Scan the lines below for the string "data" and report how many lines contain it, giving only the number.

=== Begin Enclosure ===

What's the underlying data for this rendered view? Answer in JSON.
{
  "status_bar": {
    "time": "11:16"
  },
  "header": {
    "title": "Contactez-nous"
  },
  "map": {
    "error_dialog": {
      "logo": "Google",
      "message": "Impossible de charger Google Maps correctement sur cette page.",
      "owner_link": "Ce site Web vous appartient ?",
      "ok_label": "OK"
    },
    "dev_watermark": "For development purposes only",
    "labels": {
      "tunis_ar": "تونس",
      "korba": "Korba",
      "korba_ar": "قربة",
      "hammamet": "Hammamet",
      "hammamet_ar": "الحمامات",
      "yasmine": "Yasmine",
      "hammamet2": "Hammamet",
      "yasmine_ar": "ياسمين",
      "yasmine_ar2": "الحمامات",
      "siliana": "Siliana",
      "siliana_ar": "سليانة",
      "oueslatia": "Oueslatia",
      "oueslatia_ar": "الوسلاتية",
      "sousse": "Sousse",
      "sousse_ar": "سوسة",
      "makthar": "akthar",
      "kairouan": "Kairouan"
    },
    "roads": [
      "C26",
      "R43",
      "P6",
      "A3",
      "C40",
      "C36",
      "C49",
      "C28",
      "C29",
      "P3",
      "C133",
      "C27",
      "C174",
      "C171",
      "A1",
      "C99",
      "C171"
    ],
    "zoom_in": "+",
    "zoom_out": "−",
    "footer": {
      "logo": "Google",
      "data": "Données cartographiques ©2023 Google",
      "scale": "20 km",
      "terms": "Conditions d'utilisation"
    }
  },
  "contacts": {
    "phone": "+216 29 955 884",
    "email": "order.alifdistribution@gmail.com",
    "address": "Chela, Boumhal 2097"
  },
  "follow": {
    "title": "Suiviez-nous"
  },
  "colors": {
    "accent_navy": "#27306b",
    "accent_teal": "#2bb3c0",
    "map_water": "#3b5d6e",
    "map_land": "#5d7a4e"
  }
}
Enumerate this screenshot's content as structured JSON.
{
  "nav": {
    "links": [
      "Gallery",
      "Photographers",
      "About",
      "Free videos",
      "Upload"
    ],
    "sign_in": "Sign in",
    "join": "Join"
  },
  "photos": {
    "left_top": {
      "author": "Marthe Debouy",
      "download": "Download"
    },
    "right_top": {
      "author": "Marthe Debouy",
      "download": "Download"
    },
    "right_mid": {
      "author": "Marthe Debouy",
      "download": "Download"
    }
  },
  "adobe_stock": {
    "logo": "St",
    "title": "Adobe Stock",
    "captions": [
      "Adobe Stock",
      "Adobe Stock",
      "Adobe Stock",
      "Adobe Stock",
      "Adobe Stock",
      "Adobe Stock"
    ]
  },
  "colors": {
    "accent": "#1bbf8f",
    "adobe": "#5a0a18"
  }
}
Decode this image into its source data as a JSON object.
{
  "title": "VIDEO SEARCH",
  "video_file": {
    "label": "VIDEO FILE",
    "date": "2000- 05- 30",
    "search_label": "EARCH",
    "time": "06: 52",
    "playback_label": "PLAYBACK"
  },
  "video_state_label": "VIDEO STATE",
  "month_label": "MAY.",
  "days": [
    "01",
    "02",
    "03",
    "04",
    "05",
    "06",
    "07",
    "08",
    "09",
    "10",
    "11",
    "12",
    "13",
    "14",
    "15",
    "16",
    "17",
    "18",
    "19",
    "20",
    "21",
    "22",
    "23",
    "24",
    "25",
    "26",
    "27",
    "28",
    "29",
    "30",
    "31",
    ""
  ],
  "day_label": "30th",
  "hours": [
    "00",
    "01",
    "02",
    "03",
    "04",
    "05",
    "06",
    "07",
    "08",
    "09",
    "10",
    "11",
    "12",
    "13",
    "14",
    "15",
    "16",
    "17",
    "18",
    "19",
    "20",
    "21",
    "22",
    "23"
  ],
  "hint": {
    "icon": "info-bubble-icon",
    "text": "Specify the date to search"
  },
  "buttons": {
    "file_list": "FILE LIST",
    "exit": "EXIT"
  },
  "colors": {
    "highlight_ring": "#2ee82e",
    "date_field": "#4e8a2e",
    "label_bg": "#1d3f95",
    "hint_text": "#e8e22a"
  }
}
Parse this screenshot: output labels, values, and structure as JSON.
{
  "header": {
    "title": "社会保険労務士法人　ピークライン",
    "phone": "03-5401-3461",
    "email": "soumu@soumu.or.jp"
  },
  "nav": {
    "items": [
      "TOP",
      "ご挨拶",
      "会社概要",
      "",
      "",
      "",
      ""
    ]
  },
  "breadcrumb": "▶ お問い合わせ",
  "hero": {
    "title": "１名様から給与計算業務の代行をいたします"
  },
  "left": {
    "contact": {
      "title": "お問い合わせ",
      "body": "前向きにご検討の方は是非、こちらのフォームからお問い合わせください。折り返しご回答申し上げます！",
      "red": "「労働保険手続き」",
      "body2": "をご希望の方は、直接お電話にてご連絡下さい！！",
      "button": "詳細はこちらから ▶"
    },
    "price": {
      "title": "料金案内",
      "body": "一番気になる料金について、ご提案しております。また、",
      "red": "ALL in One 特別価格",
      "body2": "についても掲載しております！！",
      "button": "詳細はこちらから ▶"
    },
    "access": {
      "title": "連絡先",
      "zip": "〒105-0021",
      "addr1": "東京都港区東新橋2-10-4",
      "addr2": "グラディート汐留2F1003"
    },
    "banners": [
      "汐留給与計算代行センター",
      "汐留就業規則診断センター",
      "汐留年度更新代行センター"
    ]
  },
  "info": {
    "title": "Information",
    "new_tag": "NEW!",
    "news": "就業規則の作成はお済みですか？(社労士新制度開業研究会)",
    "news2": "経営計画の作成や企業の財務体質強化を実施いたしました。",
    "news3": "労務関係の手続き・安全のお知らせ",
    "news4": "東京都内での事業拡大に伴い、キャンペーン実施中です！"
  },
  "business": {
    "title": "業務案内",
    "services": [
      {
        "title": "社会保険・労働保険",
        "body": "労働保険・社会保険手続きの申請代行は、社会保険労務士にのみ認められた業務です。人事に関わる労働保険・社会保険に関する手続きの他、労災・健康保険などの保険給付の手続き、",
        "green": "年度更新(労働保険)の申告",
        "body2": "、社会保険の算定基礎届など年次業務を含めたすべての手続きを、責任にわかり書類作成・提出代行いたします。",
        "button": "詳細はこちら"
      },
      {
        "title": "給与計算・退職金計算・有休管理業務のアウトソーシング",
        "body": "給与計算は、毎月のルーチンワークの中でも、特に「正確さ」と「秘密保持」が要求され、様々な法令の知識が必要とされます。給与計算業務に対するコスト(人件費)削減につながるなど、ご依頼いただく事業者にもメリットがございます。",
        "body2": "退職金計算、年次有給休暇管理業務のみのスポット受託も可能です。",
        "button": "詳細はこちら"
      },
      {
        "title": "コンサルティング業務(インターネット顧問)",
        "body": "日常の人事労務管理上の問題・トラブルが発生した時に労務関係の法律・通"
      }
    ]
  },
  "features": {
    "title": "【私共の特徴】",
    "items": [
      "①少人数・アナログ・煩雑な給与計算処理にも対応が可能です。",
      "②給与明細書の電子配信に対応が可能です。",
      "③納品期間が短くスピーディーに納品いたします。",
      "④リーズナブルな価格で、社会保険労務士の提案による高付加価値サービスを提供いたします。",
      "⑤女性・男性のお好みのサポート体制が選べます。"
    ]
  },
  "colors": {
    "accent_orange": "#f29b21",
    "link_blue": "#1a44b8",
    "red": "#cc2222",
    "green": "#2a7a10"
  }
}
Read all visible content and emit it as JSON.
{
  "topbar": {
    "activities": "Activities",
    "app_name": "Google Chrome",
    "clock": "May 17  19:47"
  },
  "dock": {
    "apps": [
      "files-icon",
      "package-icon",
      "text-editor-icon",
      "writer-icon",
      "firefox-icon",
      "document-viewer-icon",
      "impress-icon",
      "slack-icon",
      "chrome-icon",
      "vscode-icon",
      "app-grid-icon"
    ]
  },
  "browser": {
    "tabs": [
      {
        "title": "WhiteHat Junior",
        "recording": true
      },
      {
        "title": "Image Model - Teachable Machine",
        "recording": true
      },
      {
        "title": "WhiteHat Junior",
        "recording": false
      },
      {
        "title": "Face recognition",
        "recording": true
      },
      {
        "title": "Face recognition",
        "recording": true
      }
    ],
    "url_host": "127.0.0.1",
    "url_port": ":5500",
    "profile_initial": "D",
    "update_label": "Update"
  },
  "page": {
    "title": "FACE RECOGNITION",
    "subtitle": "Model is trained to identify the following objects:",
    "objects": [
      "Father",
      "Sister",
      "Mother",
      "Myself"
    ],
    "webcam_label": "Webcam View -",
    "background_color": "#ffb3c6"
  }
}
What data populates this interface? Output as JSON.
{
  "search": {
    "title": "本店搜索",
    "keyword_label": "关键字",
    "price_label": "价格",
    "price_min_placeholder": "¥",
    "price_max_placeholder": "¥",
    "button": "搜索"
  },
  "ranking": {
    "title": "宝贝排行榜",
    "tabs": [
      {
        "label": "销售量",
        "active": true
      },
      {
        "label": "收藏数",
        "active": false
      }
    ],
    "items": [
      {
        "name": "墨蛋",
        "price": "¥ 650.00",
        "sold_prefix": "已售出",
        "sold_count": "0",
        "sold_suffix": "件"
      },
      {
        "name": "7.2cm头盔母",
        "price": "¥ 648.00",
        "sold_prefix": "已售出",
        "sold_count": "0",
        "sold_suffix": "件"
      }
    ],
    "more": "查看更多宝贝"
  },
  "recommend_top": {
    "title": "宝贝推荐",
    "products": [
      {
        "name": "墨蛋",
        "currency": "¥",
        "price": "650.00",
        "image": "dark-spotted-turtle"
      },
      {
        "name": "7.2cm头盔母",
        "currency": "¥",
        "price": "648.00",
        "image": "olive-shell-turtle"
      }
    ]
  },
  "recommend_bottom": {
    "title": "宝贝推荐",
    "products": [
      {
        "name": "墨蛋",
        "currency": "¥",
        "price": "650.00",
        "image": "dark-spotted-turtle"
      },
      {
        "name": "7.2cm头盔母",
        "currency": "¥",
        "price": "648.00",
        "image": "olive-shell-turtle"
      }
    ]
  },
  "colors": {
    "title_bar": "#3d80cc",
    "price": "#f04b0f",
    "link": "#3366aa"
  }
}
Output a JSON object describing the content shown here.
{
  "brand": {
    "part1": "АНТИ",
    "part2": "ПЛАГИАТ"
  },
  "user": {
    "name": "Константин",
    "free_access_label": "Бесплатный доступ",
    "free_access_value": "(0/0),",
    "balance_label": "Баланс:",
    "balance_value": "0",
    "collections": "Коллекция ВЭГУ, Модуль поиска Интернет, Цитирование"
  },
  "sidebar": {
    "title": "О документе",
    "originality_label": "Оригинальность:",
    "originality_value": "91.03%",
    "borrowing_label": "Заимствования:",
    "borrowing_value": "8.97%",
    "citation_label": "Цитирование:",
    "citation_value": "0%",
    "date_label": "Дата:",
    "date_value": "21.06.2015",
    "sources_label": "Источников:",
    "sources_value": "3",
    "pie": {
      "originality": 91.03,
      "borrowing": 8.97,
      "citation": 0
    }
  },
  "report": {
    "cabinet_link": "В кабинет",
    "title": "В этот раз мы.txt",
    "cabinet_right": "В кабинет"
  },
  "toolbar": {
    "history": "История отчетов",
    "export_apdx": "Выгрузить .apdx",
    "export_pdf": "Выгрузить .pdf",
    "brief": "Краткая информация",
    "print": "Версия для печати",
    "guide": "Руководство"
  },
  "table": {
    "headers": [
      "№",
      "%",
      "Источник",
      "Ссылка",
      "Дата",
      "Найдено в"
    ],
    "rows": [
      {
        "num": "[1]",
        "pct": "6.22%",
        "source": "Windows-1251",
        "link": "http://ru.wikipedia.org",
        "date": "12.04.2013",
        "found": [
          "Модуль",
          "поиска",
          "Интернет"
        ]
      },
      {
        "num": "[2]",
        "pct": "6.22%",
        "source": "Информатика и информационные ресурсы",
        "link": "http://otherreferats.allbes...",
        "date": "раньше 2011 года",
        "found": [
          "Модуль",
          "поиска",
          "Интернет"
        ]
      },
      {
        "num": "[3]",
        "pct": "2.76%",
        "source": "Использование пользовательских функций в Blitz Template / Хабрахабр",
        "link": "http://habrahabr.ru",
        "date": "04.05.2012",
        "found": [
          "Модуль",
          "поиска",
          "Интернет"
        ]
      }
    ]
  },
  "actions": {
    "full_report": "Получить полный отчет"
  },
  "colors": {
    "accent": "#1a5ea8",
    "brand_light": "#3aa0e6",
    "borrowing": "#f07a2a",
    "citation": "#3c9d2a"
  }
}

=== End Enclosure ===

### Response area
4